Core Volunteer Andy Schroeder Shares His Story

andy schroeder
There is a fondness in Andy Schroeder’s voice as he describes one of his many days volunteering on site with NOAHH. Though those days are often full of hard work and high temperatures, it’s clear that Andy has enjoyed it. As he puts it, his work began shortly after he finished fixing his own home in the wake of Hurricane Katrina and, as he puts it in his modest manner, “it dawned on [him] that someone else might need help, too.” He says he volunteered with NOAHH and never left after that. One day a week–when he’s not at work designing offshore oil and gas facilities for EDG–he comes to site and brings his experience to bear on future Habitat homes throughout the city, and he has been since 2006. He did not, he says, set out to be a core volunteer. One day, he came to site, and a staff member gave him a core volunteer t-shirt, telling him, “Put this on so other volunteers can find you.”

The story he tells, when asked for any anecdotes about his time on site, is of a group of lawyers from New York who came to volunteer during the height of the post-Katrina influx of volunteers. As a core volunteer, he would often lead groups of upward of 30 people on site, and when things got busy, a little chaos sometimes caused delays or changes in schedules. The bus bringing the attorneys down was a little delayed, and so Andy was left to wait for them, simply being told that they were “New York attorneys.”

As he tells stories, it becomes clear that not all volunteer groups are equal. Some, like the Marine Corps volunteers, know what they’re doing before they get there. Given a task, they will complete it in record time. Others… sometimes, the New Orleans heat is more than they expected. NOAHH doesn’t encourage over-exertion from any of our volunteers, but Andy admits he was surprised when one group of students decided to take afternoon naps after lunch one day. So when Andy heard that he was to be leading a busload of attorneys, he began to pray. He expected, he jokes, for them to show up in wingtips and business suits, with perhaps the wrong sort of attitude for volunteer work. He thought that God was going to be testing him. Instead, he met some of “the sweetest, nicest, lovable, and down-to-earth people” he has ever met.

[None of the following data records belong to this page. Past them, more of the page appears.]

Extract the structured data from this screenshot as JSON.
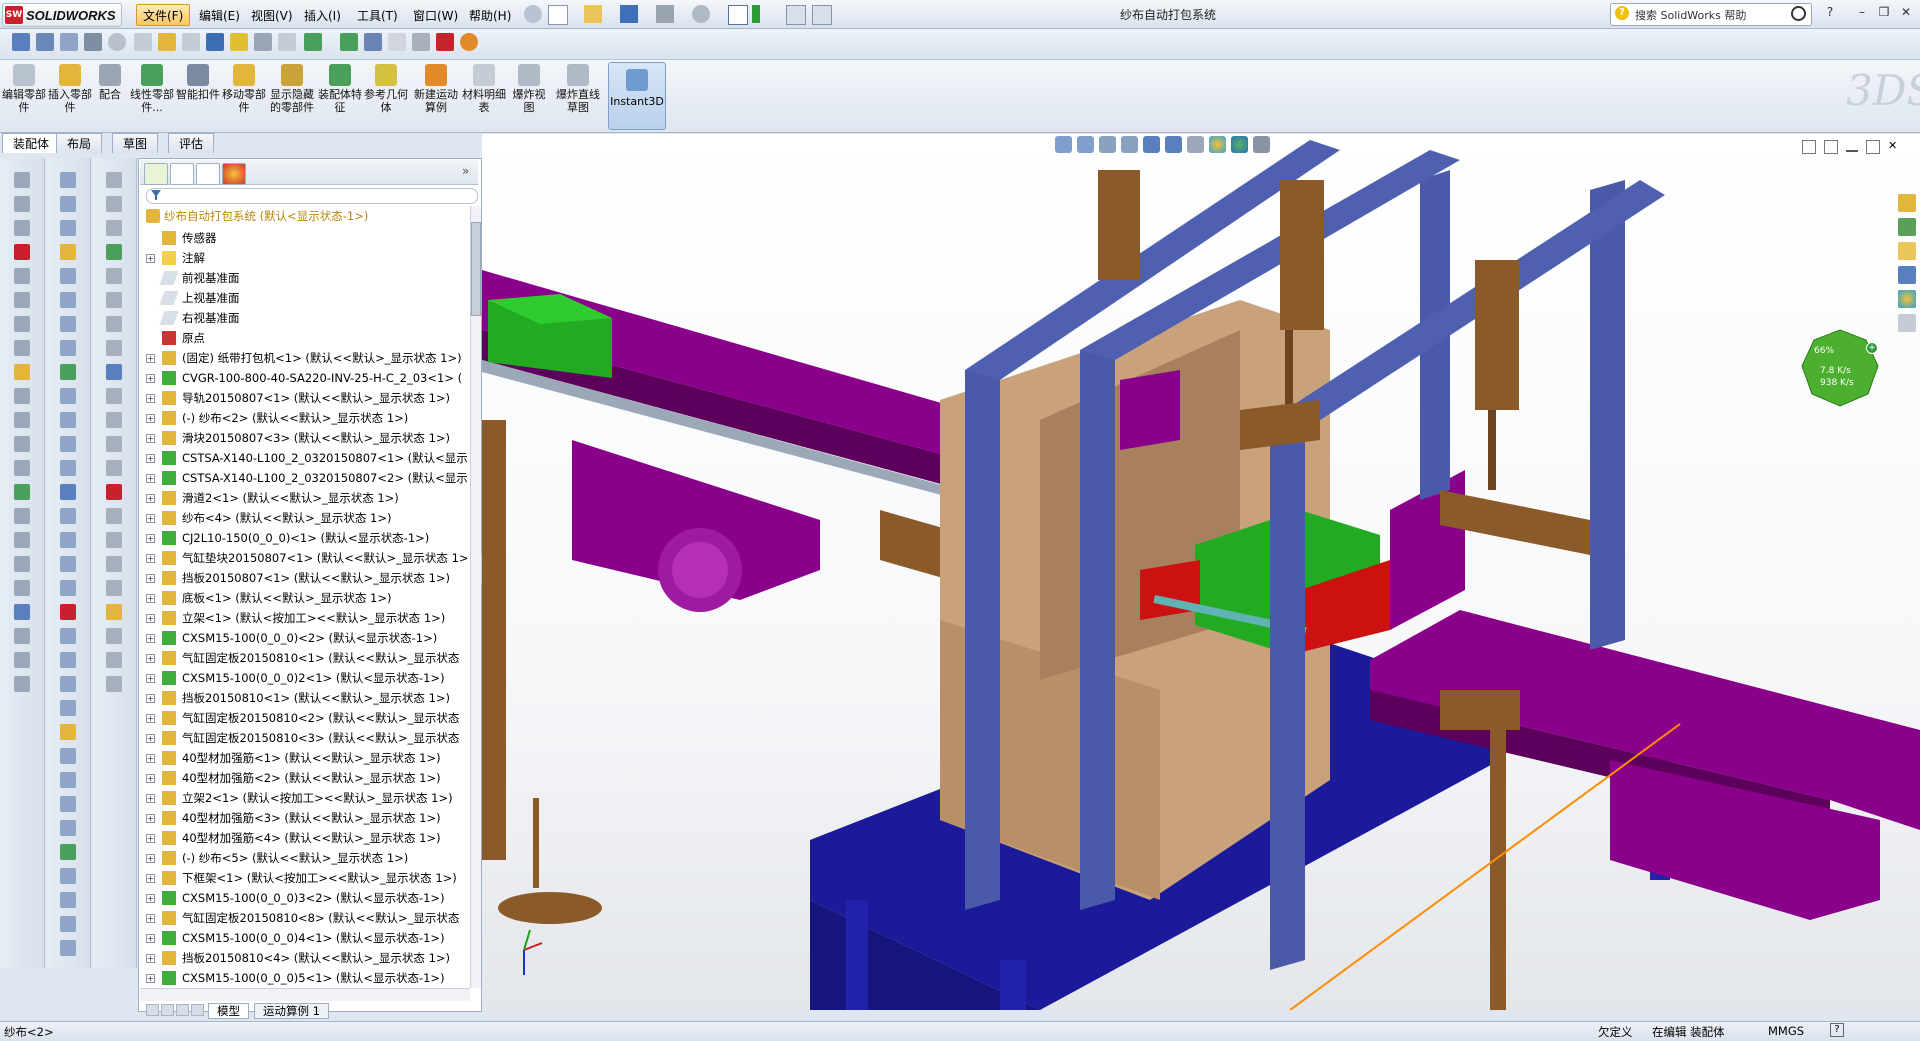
{
  "app": {
    "name": "SOLIDWORKS",
    "window_title": "纱布自动打包系统"
  },
  "menu": [
    "文件(F)",
    "编辑(E)",
    "视图(V)",
    "插入(I)",
    "工具(T)",
    "窗口(W)",
    "帮助(H)"
  ],
  "search": {
    "placeholder": "搜索 SolidWorks 帮助"
  },
  "command_manager": {
    "buttons": [
      {
        "label": "编辑零部件",
        "icon": "edit-component-icon"
      },
      {
        "label": "插入零部件",
        "icon": "insert-component-icon"
      },
      {
        "label": "配合",
        "icon": "mate-icon"
      },
      {
        "label": "线性零部件...",
        "icon": "linear-pattern-icon"
      },
      {
        "label": "智能扣件",
        "icon": "smart-fasteners-icon"
      },
      {
        "label": "移动零部件",
        "icon": "move-component-icon"
      },
      {
        "label": "显示隐藏的零部件",
        "icon": "show-hidden-icon"
      },
      {
        "label": "装配体特征",
        "icon": "assembly-features-icon"
      },
      {
        "label": "参考几何体",
        "icon": "reference-geometry-icon"
      },
      {
        "label": "新建运动算例",
        "icon": "new-motion-study-icon"
      },
      {
        "label": "材料明细表",
        "icon": "bom-icon"
      },
      {
        "label": "爆炸视图",
        "icon": "exploded-view-icon"
      },
      {
        "label": "爆炸直线草图",
        "icon": "explode-line-sketch-icon"
      }
    ],
    "instant3d": "Instant3D",
    "tabs": [
      "装配体",
      "布局",
      "草图",
      "评估"
    ]
  },
  "feature_tree": {
    "root": "纱布自动打包系统 (默认<显示状态-1>)",
    "items": [
      {
        "text": "传感器",
        "type": "folder",
        "expand": false
      },
      {
        "text": "注解",
        "type": "annotation",
        "expand": true
      },
      {
        "text": "前视基准面",
        "type": "plane",
        "expand": false
      },
      {
        "text": "上视基准面",
        "type": "plane",
        "expand": false
      },
      {
        "text": "右视基准面",
        "type": "plane",
        "expand": false
      },
      {
        "text": "原点",
        "type": "origin",
        "expand": false
      },
      {
        "text": "(固定) 纸带打包机<1> (默认<<默认>_显示状态 1>)",
        "type": "part",
        "expand": true
      },
      {
        "text": "CVGR-100-800-40-SA220-INV-25-H-C_2_03<1> (",
        "type": "assembly",
        "expand": true
      },
      {
        "text": "导轨20150807<1> (默认<<默认>_显示状态 1>)",
        "type": "part",
        "expand": true
      },
      {
        "text": "(-) 纱布<2> (默认<<默认>_显示状态 1>)",
        "type": "part",
        "expand": true
      },
      {
        "text": "滑块20150807<3> (默认<<默认>_显示状态 1>)",
        "type": "part",
        "expand": true
      },
      {
        "text": "CSTSA-X140-L100_2_0320150807<1> (默认<显示",
        "type": "assembly",
        "expand": true
      },
      {
        "text": "CSTSA-X140-L100_2_0320150807<2> (默认<显示",
        "type": "assembly",
        "expand": true
      },
      {
        "text": "滑道2<1> (默认<<默认>_显示状态 1>)",
        "type": "part",
        "expand": true
      },
      {
        "text": "纱布<4> (默认<<默认>_显示状态 1>)",
        "type": "part",
        "expand": true
      },
      {
        "text": "CJ2L10-150(0_0_0)<1> (默认<显示状态-1>)",
        "type": "assembly",
        "expand": true
      },
      {
        "text": "气缸垫块20150807<1> (默认<<默认>_显示状态 1>",
        "type": "part",
        "expand": true
      },
      {
        "text": "挡板20150807<1> (默认<<默认>_显示状态 1>)",
        "type": "part",
        "expand": true
      },
      {
        "text": "底板<1> (默认<<默认>_显示状态 1>)",
        "type": "part",
        "expand": true
      },
      {
        "text": "立架<1> (默认<按加工><<默认>_显示状态 1>)",
        "type": "part",
        "expand": true
      },
      {
        "text": "CXSM15-100(0_0_0)<2> (默认<显示状态-1>)",
        "type": "assembly",
        "expand": true
      },
      {
        "text": "气缸固定板20150810<1> (默认<<默认>_显示状态",
        "type": "part",
        "expand": true
      },
      {
        "text": "CXSM15-100(0_0_0)2<1> (默认<显示状态-1>)",
        "type": "assembly",
        "expand": true
      },
      {
        "text": "挡板20150810<1> (默认<<默认>_显示状态 1>)",
        "type": "part",
        "expand": true
      },
      {
        "text": "气缸固定板20150810<2> (默认<<默认>_显示状态",
        "type": "part",
        "expand": true
      },
      {
        "text": "气缸固定板20150810<3> (默认<<默认>_显示状态",
        "type": "part",
        "expand": true
      },
      {
        "text": "40型材加强筋<1> (默认<<默认>_显示状态 1>)",
        "type": "part",
        "expand": true
      },
      {
        "text": "40型材加强筋<2> (默认<<默认>_显示状态 1>)",
        "type": "part",
        "expand": true
      },
      {
        "text": "立架2<1> (默认<按加工><<默认>_显示状态 1>)",
        "type": "part",
        "expand": true
      },
      {
        "text": "40型材加强筋<3> (默认<<默认>_显示状态 1>)",
        "type": "part",
        "expand": true
      },
      {
        "text": "40型材加强筋<4> (默认<<默认>_显示状态 1>)",
        "type": "part",
        "expand": true
      },
      {
        "text": "(-) 纱布<5> (默认<<默认>_显示状态 1>)",
        "type": "part",
        "expand": true
      },
      {
        "text": "下框架<1> (默认<按加工><<默认>_显示状态 1>)",
        "type": "part",
        "expand": true
      },
      {
        "text": "CXSM15-100(0_0_0)3<2> (默认<显示状态-1>)",
        "type": "assembly",
        "expand": true
      },
      {
        "text": "气缸固定板20150810<8> (默认<<默认>_显示状态",
        "type": "part",
        "expand": true
      },
      {
        "text": "CXSM15-100(0_0_0)4<1> (默认<显示状态-1>)",
        "type": "assembly",
        "expand": true
      },
      {
        "text": "挡板20150810<4> (默认<<默认>_显示状态 1>)",
        "type": "part",
        "expand": true
      },
      {
        "text": "CXSM15-100(0_0_0)5<1> (默认<显示状态-1>)",
        "type": "assembly",
        "expand": true
      }
    ]
  },
  "bottom_tabs": [
    "模型",
    "运动算例 1"
  ],
  "performance": {
    "percent": "66%",
    "up": "7.8 K/s",
    "down": "938 K/s"
  },
  "status": {
    "left": "纱布<2>",
    "under_defined": "欠定义",
    "editing": "在编辑 装配体",
    "units": "MMGS"
  },
  "colors": {
    "accent_menu": "#f7c765",
    "frame_blue": "#4a5aa8",
    "base_blue": "#1a1a9a",
    "conveyor_purple": "#8b008b",
    "wood_brown": "#8b5a2b",
    "box_green": "#22aa22",
    "tan": "#c9a27c"
  }
}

When asked the most memorable thing he saw on site, he says it was the transformation in his nephew from his “little nephew” to “the man in charge.” Early on, Andy invited out his brother Wally Hymel, and Wally brought along his son Jared. The two also continued to volunteer with NOAHH, and Jared even went so far as to find himself a job as a site supervisor. Andy spoke of this transformation with great pride, and his deep connection with the site supervisors is perhaps why he capped the conversation off with eloquent support for their work.

“They’re building on a commercial schedule with untrained volunteers, and the houses they build are better than commercial houses,” he said. “And it’s a new group every day… They’re doing it out of the love in their hearts.”

That dedication to those he has worked alongside seems to be characteristic of Andy Schroeder. At the core of a core volunteer is a selflessness that is beyond admirable, and the high esteem he holds for our site supervisors is only a fraction of the esteem NOAHH holds for all its core volunteers. Andy’s stories emphasize the key role core volunteers play. Their constant presence is a boon to NOAHH during the slow months, and during the busy months, they are as experienced and knowledgeable about the NOAHH program and homes that they can lead other volunteers. They also help our site leaders with more difficult projects when an experienced hand is needed. NOAHH cannot express enough gratitude for their commitment to our cause.